Posted May 18, 2017
America’s oil and natural gas industry supports commonsense regulation, but a duplicative Bureau of Land Management (BLM) rule regulating methane emissions is a solution in search of a problem. … Fortunately, the Interior Department has “flagged” the rule “as one we will suspend, revise or rescind given its significant regulatory burden that encumbers American energy production, economic growth and job creation.”
Posted May 9, 2017
We’ve made the strong economic case for repealing the Bureau of Land Management’s so-called “venting and flaring” rule. Yet, just as important is the reality that since its inception, BLM’s rule has been an environmental solution in search of an environmental problem. Here’s what we mean: Methane emissions associated with the natural gas industry fell by 16.3 percent from 1990 to 2015, according to EPA – even as natural gas production increased 55 percent. This is the result of industry innovating new technologies to capture more and more methane, the main component in natural gas. Progress is occurring under existing regulation by the states and EPA, which have jurisdiction over air quality under the Clean Air Act.
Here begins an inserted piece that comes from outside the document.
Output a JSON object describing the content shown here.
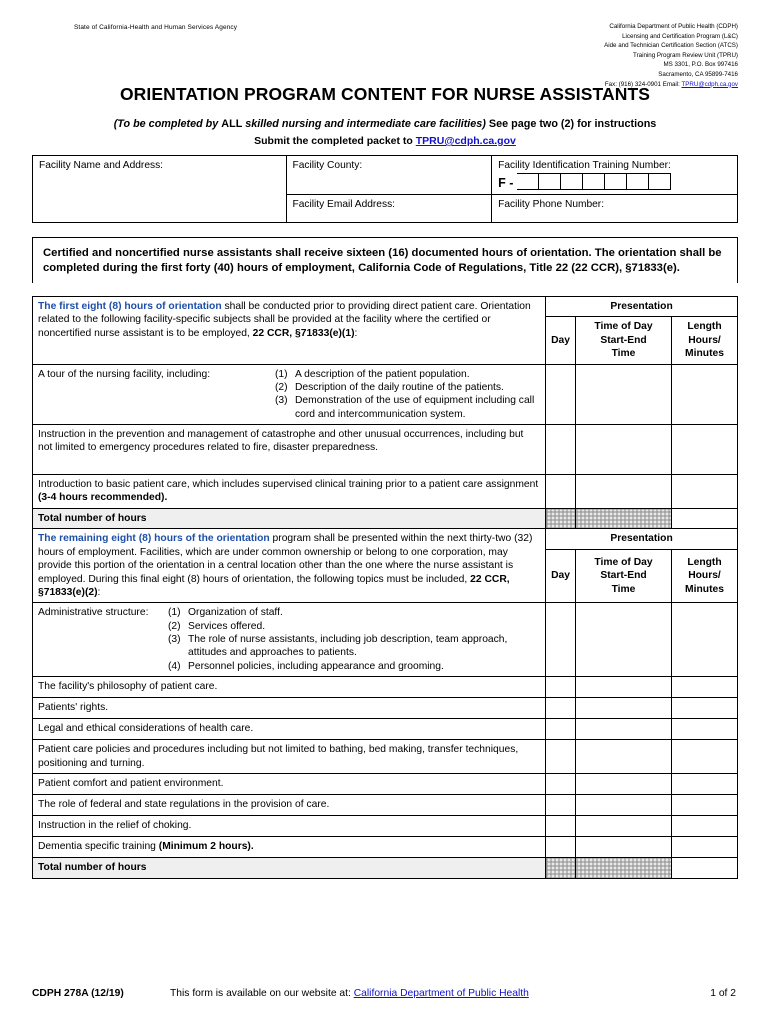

Posted March 31, 2017
New government data shows that carbon dioxide emissions from electricity generation are at their lowest levels in nearly 30 years, and natural gas is the key reason why. The data comes from the U.S. Energy Information Administration’s latest Monthly Energy Review, and it shows emissions associated with power generation last year were the lowest since 1989.
Posted March 21, 2017
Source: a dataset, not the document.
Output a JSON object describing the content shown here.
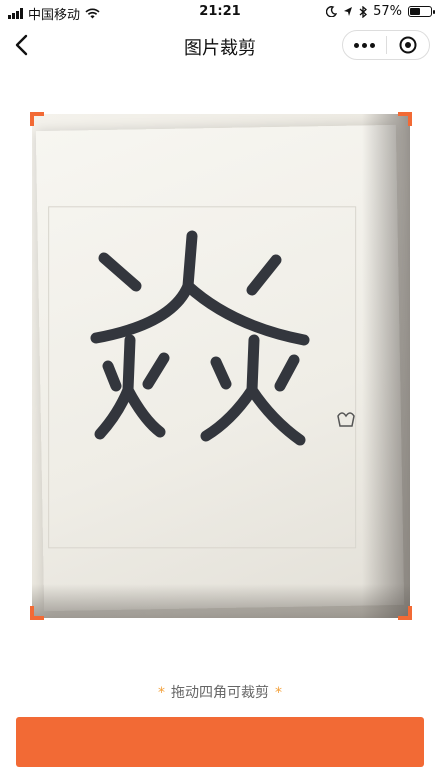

The Bureau of Land Management’s “venting and flaring” rule should be repealed, which we’ve urged Congress to do under the Congressional Review Act (see here, here and here). The U.S. House has voted for repeal, and the Senate shouldn’t delay in following suit. BLM’s redundant, technically flawed rule already is having negative economic impacts and could put energy production and important progress on reducing emissions at risk.
Posted February 16, 2017
There’s a lot of good news to be found in EPA’s draft Inventory of U.S. Greenhouse Gas Emissions and Sinks: 1990-2015, which came out this week – all of it underscoring progress, much of it led by industry, in reducing emissions – even as American consumers and the U.S. economy are supplied the energy they need.
Posted February 3, 2017
Last week we encouraged Congress to use the Congressional Review Act to repeal the Bureau of Land Management’s (BLM) technically flawed and redundant venting and flaring rule. It appears lawmakers are poised to do just that – concerned that the rule could discourage future energy investment on Indian and federal lands, where production trails output on state and private land, and that it risks negatively impacting supplies of affordable energy to American consumers and businesses. Good reasons all to axe BLM’s rule. Likewise, repeal would be responsive to the specific concerns of voices in the West, where vast acreages are under federal control.
Posted December 7, 2016
America’s energy renaissance is producing record volumes of natural gas, helping supply our country’s energy needs and strengthening our security while also advancing climate goals, including reducing carbon dioxide emissions and key pollutants. Thanks to cleaner-burning natural gas, you can make a strong “green” case for hydraulic fracturing, as some are doing.
Posted October 7, 2016
Posted September 16, 2016
Posted August 31, 2016
In recent months we’ve posted a number of times on the “U.S. Model” of domestic energy and economic growth – coupled with greenhouse gas reductions (see here, here and here). Let that sink in: The United States is simultaneously the world’s No. 1 producer of oil and natural gas and the world leader in reducing emissions. Energy growth and climate progress together. That’s the U.S. Model. It’s important to grasp the impacts of the U.S. model – and also how it came about.